Well, last week was pretty uneventful as I spent a good portion of it in bed or lying on the bathroom floor. (So fun! Let’s do it again some time.) As such, I don’t have any enviable life events or entertaining stories to share, so here are some media I consumed.

Ever since he saw the trailer on K-Pop TV, the Hus-friend was really excited about Train to Busan (“There are zombies and a train on fire!”), so we were pumped that it came out here. At our sparsely attended showing, the Hus-friend was one of three Caucasian viewers. A good deal of the audience was speaking Korean before the movie started; I guess the Korean community here was in the know.

I highly recommend going to see Train to Busan if it comes to a theater near you…if you like are at least somewhat entertained by zombie movies. And, okay, I’m not even a huge fan of zombies; I’m not entirely sure why they’re so popular. Even with my skepticism, I thought Train to Busan was a really well-done movie though–it has tense, scary, funny, poignant, and tear-jerking moments, also with a healthy dose of social commentary. The Hus-friend and I agreed that it was one of the most well-done zombie movies we’ve  seen in a long time (like, since our first date to 28 Days Later), and I will admit that I cried, like, four times. Here’s the trailer. Also, the lead actor Gong Yoo is nice to look at.

Train to Busan is much better than World War Z, which I remember mostly because we saw it on Wedding Victory Tour with Kim and Steven. Later, Kim and I re-enacted one of the scenes:

Kim & Mica reenact World War Z

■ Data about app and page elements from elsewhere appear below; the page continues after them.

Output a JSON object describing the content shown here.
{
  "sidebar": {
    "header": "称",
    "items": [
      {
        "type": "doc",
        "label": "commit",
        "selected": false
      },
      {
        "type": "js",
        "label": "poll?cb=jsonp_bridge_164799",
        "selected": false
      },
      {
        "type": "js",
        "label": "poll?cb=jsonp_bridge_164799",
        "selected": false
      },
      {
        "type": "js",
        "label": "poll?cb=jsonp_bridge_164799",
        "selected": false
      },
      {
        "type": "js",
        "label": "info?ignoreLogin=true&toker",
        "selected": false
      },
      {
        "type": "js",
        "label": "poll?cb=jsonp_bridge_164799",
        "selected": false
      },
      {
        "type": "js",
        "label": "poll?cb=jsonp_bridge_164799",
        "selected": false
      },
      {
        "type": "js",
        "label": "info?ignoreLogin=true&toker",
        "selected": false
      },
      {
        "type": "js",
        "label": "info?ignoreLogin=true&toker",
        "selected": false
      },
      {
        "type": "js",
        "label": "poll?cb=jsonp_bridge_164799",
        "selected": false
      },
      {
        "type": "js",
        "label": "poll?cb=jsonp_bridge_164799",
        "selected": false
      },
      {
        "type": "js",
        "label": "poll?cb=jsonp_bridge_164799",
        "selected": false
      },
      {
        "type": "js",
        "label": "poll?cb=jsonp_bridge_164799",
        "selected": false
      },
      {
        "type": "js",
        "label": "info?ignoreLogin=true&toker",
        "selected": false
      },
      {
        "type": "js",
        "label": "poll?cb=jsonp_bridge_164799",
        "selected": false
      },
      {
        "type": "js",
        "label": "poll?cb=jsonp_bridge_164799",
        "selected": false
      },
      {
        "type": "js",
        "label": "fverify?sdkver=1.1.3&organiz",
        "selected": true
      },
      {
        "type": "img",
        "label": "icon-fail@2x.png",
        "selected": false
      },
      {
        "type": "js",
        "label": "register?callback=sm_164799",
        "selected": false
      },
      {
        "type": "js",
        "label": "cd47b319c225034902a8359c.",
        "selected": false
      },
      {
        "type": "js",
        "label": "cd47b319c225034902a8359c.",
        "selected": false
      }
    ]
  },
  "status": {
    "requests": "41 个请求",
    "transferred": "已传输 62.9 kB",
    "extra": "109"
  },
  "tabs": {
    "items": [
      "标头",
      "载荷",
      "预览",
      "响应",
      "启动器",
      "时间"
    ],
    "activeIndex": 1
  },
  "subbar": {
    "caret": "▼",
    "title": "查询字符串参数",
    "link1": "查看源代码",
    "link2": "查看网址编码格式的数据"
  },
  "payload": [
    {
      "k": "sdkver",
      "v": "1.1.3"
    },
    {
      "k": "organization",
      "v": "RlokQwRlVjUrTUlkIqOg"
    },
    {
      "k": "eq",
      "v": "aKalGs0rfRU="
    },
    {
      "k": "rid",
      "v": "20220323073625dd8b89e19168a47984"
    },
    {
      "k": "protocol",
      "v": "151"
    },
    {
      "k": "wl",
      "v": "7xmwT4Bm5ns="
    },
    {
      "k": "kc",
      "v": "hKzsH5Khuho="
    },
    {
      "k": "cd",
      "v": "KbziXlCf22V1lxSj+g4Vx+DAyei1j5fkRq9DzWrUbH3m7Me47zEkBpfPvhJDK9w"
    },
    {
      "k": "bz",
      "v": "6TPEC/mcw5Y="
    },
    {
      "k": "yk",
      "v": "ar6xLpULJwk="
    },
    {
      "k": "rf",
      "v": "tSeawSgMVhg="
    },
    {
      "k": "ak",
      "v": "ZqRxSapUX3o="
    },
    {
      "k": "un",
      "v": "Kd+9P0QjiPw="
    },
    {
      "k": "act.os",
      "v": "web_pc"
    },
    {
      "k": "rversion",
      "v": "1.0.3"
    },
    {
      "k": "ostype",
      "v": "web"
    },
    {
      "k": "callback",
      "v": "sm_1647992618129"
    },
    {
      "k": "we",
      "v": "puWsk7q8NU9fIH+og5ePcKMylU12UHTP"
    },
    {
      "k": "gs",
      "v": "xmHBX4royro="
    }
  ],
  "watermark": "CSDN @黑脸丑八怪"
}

Not content to see only one movie in 24 hours, we also saw Ghostbusters today with Tina, who is newly returned from a trip to Europe and married! I also enjoyed Ghostbusters, but there isn’t as much to say about it. Tina laughed so hard she cried, and the woman seated behind us laughed so hard she snorted. Comedy! Women being badasses! What’s not to love?

Actually, we saw Tina twice in 24 hours as well. Our high school/college friend Tania was in town for work, so we all grabbed dinner together. I was going to take a picture, but I left my phone at home, so I guess use your imagination here.

Oh, I recently deactivated my Facebook account after considering the possibility for the better part of a year. I finally took the plunge after 1) several people I respect said they were better off without Facebook and 2) I realized that my time spent on Facebook was at best, a timesuck and at worst, a way to make myself uselessly angry at “friends.” There’s no need to spend my free time on something that makes me feel grumpy and unproductive when I could be knitting, losing my shit over The Night Of on HBO, or keeping this blog alive. It has been about two weeks, and I can’t say that I miss it at all. I spent a LOT of time on the Internet, and a curated online experience is pretty crucial to keep my rage in check.

Gah, this post is all over the place and a real snoozefest. Maybe something more exciting will happen next week.